[AIM OF THE EXERCISE]
In your copy, leave out the pictures and repeat the entries below exactly.
(RECORDS PROVIDED)
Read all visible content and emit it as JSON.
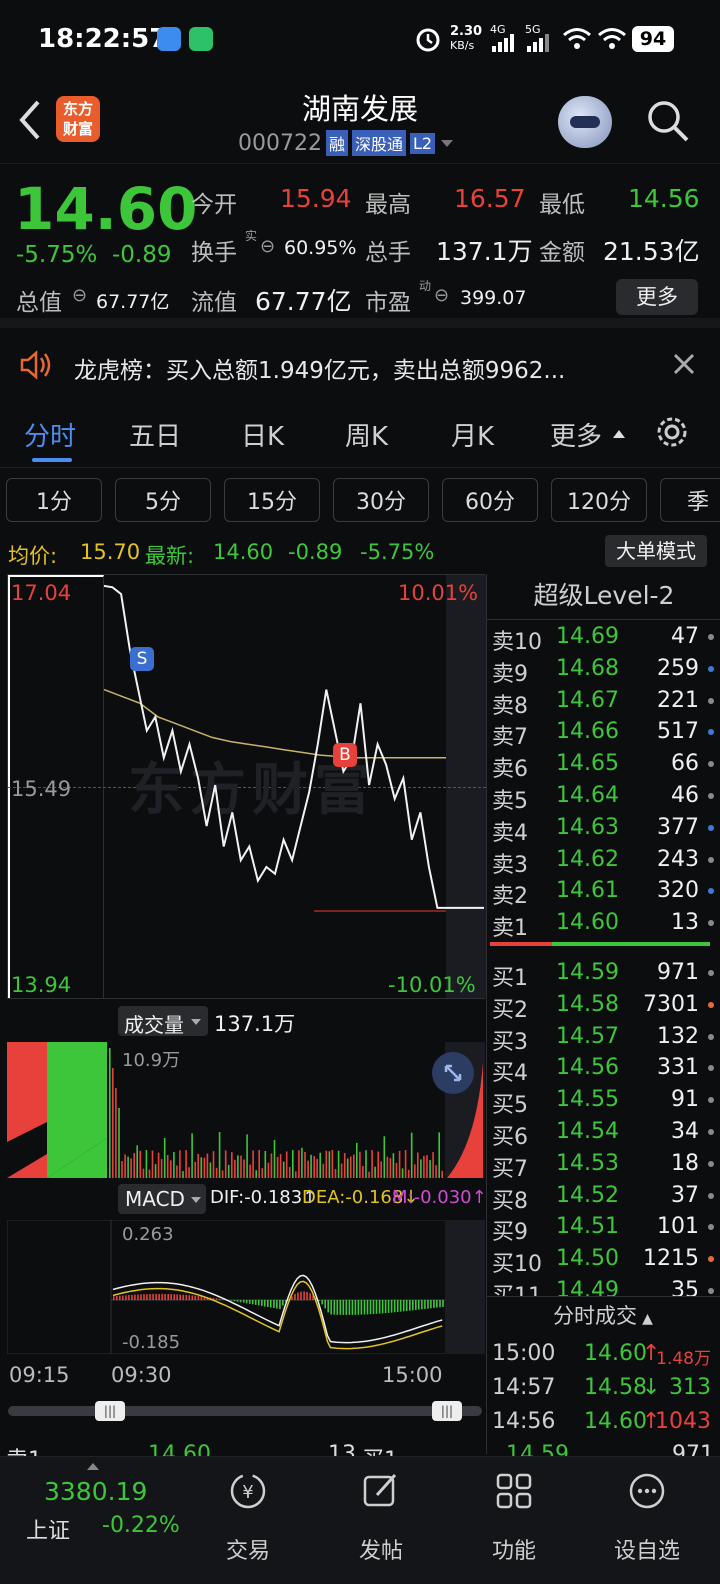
{
  "status_bar": {
    "time": "18:22:57",
    "net_speed_value": "2.30",
    "net_speed_unit": "KB/s",
    "net_4g": "4G",
    "net_5g": "5G",
    "battery": "94"
  },
  "header": {
    "title": "湖南发展",
    "code": "000722",
    "badge_margin": "融",
    "badge_connect": "深股通",
    "badge_level": "L2",
    "logo_line1": "东方",
    "logo_line2": "财富"
  },
  "quote": {
    "price": "14.60",
    "change_pct": "-5.75%",
    "change": "-0.89",
    "open_label": "今开",
    "open": "15.94",
    "high_label": "最高",
    "high": "16.57",
    "low_label": "最低",
    "low": "14.56",
    "turnover_label": "换手",
    "turnover_sup": "实",
    "turnover": "60.95%",
    "volume_label": "总手",
    "volume": "137.1万",
    "amount_label": "金额",
    "amount": "21.53亿",
    "mktcap_label": "总值",
    "mktcap": "67.77亿",
    "float_label": "流值",
    "float": "67.77亿",
    "pe_label": "市盈",
    "pe_sup": "动",
    "pe": "399.07",
    "more_button": "更多"
  },
  "notice": {
    "text": "龙虎榜：买入总额1.949亿元，卖出总额9962..."
  },
  "tabs": [
    "分时",
    "五日",
    "日K",
    "周K",
    "月K",
    "更多"
  ],
  "periods": [
    "1分",
    "5分",
    "15分",
    "30分",
    "60分",
    "120分",
    "季"
  ],
  "info_line": {
    "avg_label": "均价:",
    "avg": "15.70",
    "latest_label": "最新:",
    "latest": "14.60",
    "chg": "-0.89",
    "pct": "-5.75%",
    "big_order_button": "大单模式"
  },
  "chart": {
    "y_top": "17.04",
    "y_mid": "15.49",
    "y_bottom": "13.94",
    "pct_top": "10.01%",
    "pct_bottom": "-10.01%",
    "volume_label": "成交量",
    "volume_total": "137.1万",
    "volume_max": "10.9万",
    "macd_label": "MACD",
    "dif": "DIF:-0.183↑",
    "dea": "DEA:-0.168↓",
    "m": "M:-0.030↑",
    "macd_top": "0.263",
    "macd_bottom": "-0.185",
    "time_start": "09:15",
    "time_open": "09:30",
    "time_end": "15:00",
    "marker_s": "S",
    "marker_b": "B",
    "watermark": "东方财富"
  },
  "chart_data": {
    "type": "line",
    "title": "分时",
    "series": [
      {
        "name": "最新",
        "values": [
          16.96,
          16.95,
          16.9,
          16.5,
          16.2,
          15.9,
          16.0,
          15.7,
          15.9,
          15.6,
          15.8,
          15.55,
          15.2,
          15.5,
          15.05,
          15.3,
          14.95,
          15.05,
          14.8,
          14.9,
          14.85,
          15.1,
          14.95,
          15.2,
          15.45,
          15.8,
          16.2,
          15.9,
          15.6,
          15.7,
          16.1,
          15.5,
          15.8,
          15.65,
          15.4,
          15.55,
          15.1,
          15.3,
          14.9,
          14.6,
          14.6
        ]
      },
      {
        "name": "均价",
        "values": [
          16.2,
          16.15,
          16.1,
          16.0,
          15.95,
          15.9,
          15.85,
          15.82,
          15.8,
          15.78,
          15.76,
          15.74,
          15.72,
          15.71,
          15.7,
          15.7,
          15.7,
          15.7,
          15.7,
          15.7
        ]
      }
    ],
    "ylim": [
      13.94,
      17.04
    ],
    "xticks": [
      "09:15",
      "09:30",
      "15:00"
    ]
  },
  "order_book": {
    "title": "超级Level-2",
    "sells": [
      {
        "label": "卖10",
        "price": "14.69",
        "vol": "47",
        "dot": "#8a8a8a"
      },
      {
        "label": "卖9",
        "price": "14.68",
        "vol": "259",
        "dot": "#3a7bd5"
      },
      {
        "label": "卖8",
        "price": "14.67",
        "vol": "221",
        "dot": "#8a8a8a"
      },
      {
        "label": "卖7",
        "price": "14.66",
        "vol": "517",
        "dot": "#3a7bd5"
      },
      {
        "label": "卖6",
        "price": "14.65",
        "vol": "66",
        "dot": "#8a8a8a"
      },
      {
        "label": "卖5",
        "price": "14.64",
        "vol": "46",
        "dot": "#8a8a8a"
      },
      {
        "label": "卖4",
        "price": "14.63",
        "vol": "377",
        "dot": "#3a7bd5"
      },
      {
        "label": "卖3",
        "price": "14.62",
        "vol": "243",
        "dot": "#8a8a8a"
      },
      {
        "label": "卖2",
        "price": "14.61",
        "vol": "320",
        "dot": "#3a7bd5"
      },
      {
        "label": "卖1",
        "price": "14.60",
        "vol": "13",
        "dot": "#8a8a8a"
      }
    ],
    "buys": [
      {
        "label": "买1",
        "price": "14.59",
        "vol": "971",
        "dot": "#8a8a8a"
      },
      {
        "label": "买2",
        "price": "14.58",
        "vol": "7301",
        "dot": "#e86a3c"
      },
      {
        "label": "买3",
        "price": "14.57",
        "vol": "132",
        "dot": "#8a8a8a"
      },
      {
        "label": "买4",
        "price": "14.56",
        "vol": "331",
        "dot": "#8a8a8a"
      },
      {
        "label": "买5",
        "price": "14.55",
        "vol": "91",
        "dot": "#8a8a8a"
      },
      {
        "label": "买6",
        "price": "14.54",
        "vol": "34",
        "dot": "#8a8a8a"
      },
      {
        "label": "买7",
        "price": "14.53",
        "vol": "18",
        "dot": "#8a8a8a"
      },
      {
        "label": "买8",
        "price": "14.52",
        "vol": "37",
        "dot": "#8a8a8a"
      },
      {
        "label": "买9",
        "price": "14.51",
        "vol": "101",
        "dot": "#8a8a8a"
      },
      {
        "label": "买10",
        "price": "14.50",
        "vol": "1215",
        "dot": "#e86a3c"
      },
      {
        "label": "买11",
        "price": "14.49",
        "vol": "35",
        "dot": "#8a8a8a"
      }
    ],
    "trades_title": "分时成交",
    "trades": [
      {
        "time": "15:00",
        "price": "14.60",
        "arrow": "↑",
        "vol": "1.48万"
      },
      {
        "time": "14:57",
        "price": "14.58",
        "arrow": "↓",
        "vol": "313"
      },
      {
        "time": "14:56",
        "price": "14.60",
        "arrow": "↑",
        "vol": "1043"
      }
    ]
  },
  "bottom_strip": {
    "sell_label": "卖1",
    "sell_price": "14.60",
    "sell_vol": "13",
    "buy_label": "买1",
    "buy_price": "14.59",
    "buy_vol": "971"
  },
  "bottom_nav": {
    "index_value": "3380.19",
    "index_name": "上证",
    "index_change": "-0.22%",
    "items": [
      "交易",
      "发帖",
      "功能",
      "设自选"
    ]
  }
}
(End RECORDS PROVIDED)
[YOUR SOLUTION]
Read all visible content and emit it as JSON.
{
  "status_bar": {
    "time": "18:22:57",
    "net_speed_value": "2.30",
    "net_speed_unit": "KB/s",
    "net_4g": "4G",
    "net_5g": "5G",
    "battery": "94"
  },
  "header": {
    "title": "湖南发展",
    "code": "000722",
    "badge_margin": "融",
    "badge_connect": "深股通",
    "badge_level": "L2",
    "logo_line1": "东方",
    "logo_line2": "财富"
  },
  "quote": {
    "price": "14.60",
    "change_pct": "-5.75%",
    "change": "-0.89",
    "open_label": "今开",
    "open": "15.94",
    "high_label": "最高",
    "high": "16.57",
    "low_label": "最低",
    "low": "14.56",
    "turnover_label": "换手",
    "turnover_sup": "实",
    "turnover": "60.95%",
    "volume_label": "总手",
    "volume": "137.1万",
    "amount_label": "金额",
    "amount": "21.53亿",
    "mktcap_label": "总值",
    "mktcap": "67.77亿",
    "float_label": "流值",
    "float": "67.77亿",
    "pe_label": "市盈",
    "pe_sup": "动",
    "pe": "399.07",
    "more_button": "更多"
  },
  "notice": {
    "text": "龙虎榜：买入总额1.949亿元，卖出总额9962..."
  },
  "tabs": [
    "分时",
    "五日",
    "日K",
    "周K",
    "月K",
    "更多"
  ],
  "periods": [
    "1分",
    "5分",
    "15分",
    "30分",
    "60分",
    "120分",
    "季"
  ],
  "info_line": {
    "avg_label": "均价:",
    "avg": "15.70",
    "latest_label": "最新:",
    "latest": "14.60",
    "chg": "-0.89",
    "pct": "-5.75%",
    "big_order_button": "大单模式"
  },
  "chart": {
    "y_top": "17.04",
    "y_mid": "15.49",
    "y_bottom": "13.94",
    "pct_top": "10.01%",
    "pct_bottom": "-10.01%",
    "volume_label": "成交量",
    "volume_total": "137.1万",
    "volume_max": "10.9万",
    "macd_label": "MACD",
    "dif": "DIF:-0.183↑",
    "dea": "DEA:-0.168↓",
    "m": "M:-0.030↑",
    "macd_top": "0.263",
    "macd_bottom": "-0.185",
    "time_start": "09:15",
    "time_open": "09:30",
    "time_end": "15:00",
    "marker_s": "S",
    "marker_b": "B",
    "watermark": "东方财富"
  },
  "chart_data": {
    "type": "line",
    "title": "分时",
    "series": [
      {
        "name": "最新",
        "values": [
          16.96,
          16.95,
          16.9,
          16.5,
          16.2,
          15.9,
          16.0,
          15.7,
          15.9,
          15.6,
          15.8,
          15.55,
          15.2,
          15.5,
          15.05,
          15.3,
          14.95,
          15.05,
          14.8,
          14.9,
          14.85,
          15.1,
          14.95,
          15.2,
          15.45,
          15.8,
          16.2,
          15.9,
          15.6,
          15.7,
          16.1,
          15.5,
          15.8,
          15.65,
          15.4,
          15.55,
          15.1,
          15.3,
          14.9,
          14.6,
          14.6
        ]
      },
      {
        "name": "均价",
        "values": [
          16.2,
          16.15,
          16.1,
          16.0,
          15.95,
          15.9,
          15.85,
          15.82,
          15.8,
          15.78,
          15.76,
          15.74,
          15.72,
          15.71,
          15.7,
          15.7,
          15.7,
          15.7,
          15.7,
          15.7
        ]
      }
    ],
    "ylim": [
      13.94,
      17.04
    ],
    "xticks": [
      "09:15",
      "09:30",
      "15:00"
    ]
  },
  "order_book": {
    "title": "超级Level-2",
    "sells": [
      {
        "label": "卖10",
        "price": "14.69",
        "vol": "47",
        "dot": "#8a8a8a"
      },
      {
        "label": "卖9",
        "price": "14.68",
        "vol": "259",
        "dot": "#3a7bd5"
      },
      {
        "label": "卖8",
        "price": "14.67",
        "vol": "221",
        "dot": "#8a8a8a"
      },
      {
        "label": "卖7",
        "price": "14.66",
        "vol": "517",
        "dot": "#3a7bd5"
      },
      {
        "label": "卖6",
        "price": "14.65",
        "vol": "66",
        "dot": "#8a8a8a"
      },
      {
        "label": "卖5",
        "price": "14.64",
        "vol": "46",
        "dot": "#8a8a8a"
      },
      {
        "label": "卖4",
        "price": "14.63",
        "vol": "377",
        "dot": "#3a7bd5"
      },
      {
        "label": "卖3",
        "price": "14.62",
        "vol": "243",
        "dot": "#8a8a8a"
      },
      {
        "label": "卖2",
        "price": "14.61",
        "vol": "320",
        "dot": "#3a7bd5"
      },
      {
        "label": "卖1",
        "price": "14.60",
        "vol": "13",
        "dot": "#8a8a8a"
      }
    ],
    "buys": [
      {
        "label": "买1",
        "price": "14.59",
        "vol": "971",
        "dot": "#8a8a8a"
      },
      {
        "label": "买2",
        "price": "14.58",
        "vol": "7301",
        "dot": "#e86a3c"
      },
      {
        "label": "买3",
        "price": "14.57",
        "vol": "132",
        "dot": "#8a8a8a"
      },
      {
        "label": "买4",
        "price": "14.56",
        "vol": "331",
        "dot": "#8a8a8a"
      },
      {
        "label": "买5",
        "price": "14.55",
        "vol": "91",
        "dot": "#8a8a8a"
      },
      {
        "label": "买6",
        "price": "14.54",
        "vol": "34",
        "dot": "#8a8a8a"
      },
      {
        "label": "买7",
        "price": "14.53",
        "vol": "18",
        "dot": "#8a8a8a"
      },
      {
        "label": "买8",
        "price": "14.52",
        "vol": "37",
        "dot": "#8a8a8a"
      },
      {
        "label": "买9",
        "price": "14.51",
        "vol": "101",
        "dot": "#8a8a8a"
      },
      {
        "label": "买10",
        "price": "14.50",
        "vol": "1215",
        "dot": "#e86a3c"
      },
      {
        "label": "买11",
        "price": "14.49",
        "vol": "35",
        "dot": "#8a8a8a"
      }
    ],
    "trades_title": "分时成交",
    "trades": [
      {
        "time": "15:00",
        "price": "14.60",
        "arrow": "↑",
        "vol": "1.48万"
      },
      {
        "time": "14:57",
        "price": "14.58",
        "arrow": "↓",
        "vol": "313"
      },
      {
        "time": "14:56",
        "price": "14.60",
        "arrow": "↑",
        "vol": "1043"
      }
    ]
  },
  "bottom_strip": {
    "sell_label": "卖1",
    "sell_price": "14.60",
    "sell_vol": "13",
    "buy_label": "买1",
    "buy_price": "14.59",
    "buy_vol": "971"
  },
  "bottom_nav": {
    "index_value": "3380.19",
    "index_name": "上证",
    "index_change": "-0.22%",
    "items": [
      "交易",
      "发帖",
      "功能",
      "设自选"
    ]
  }
}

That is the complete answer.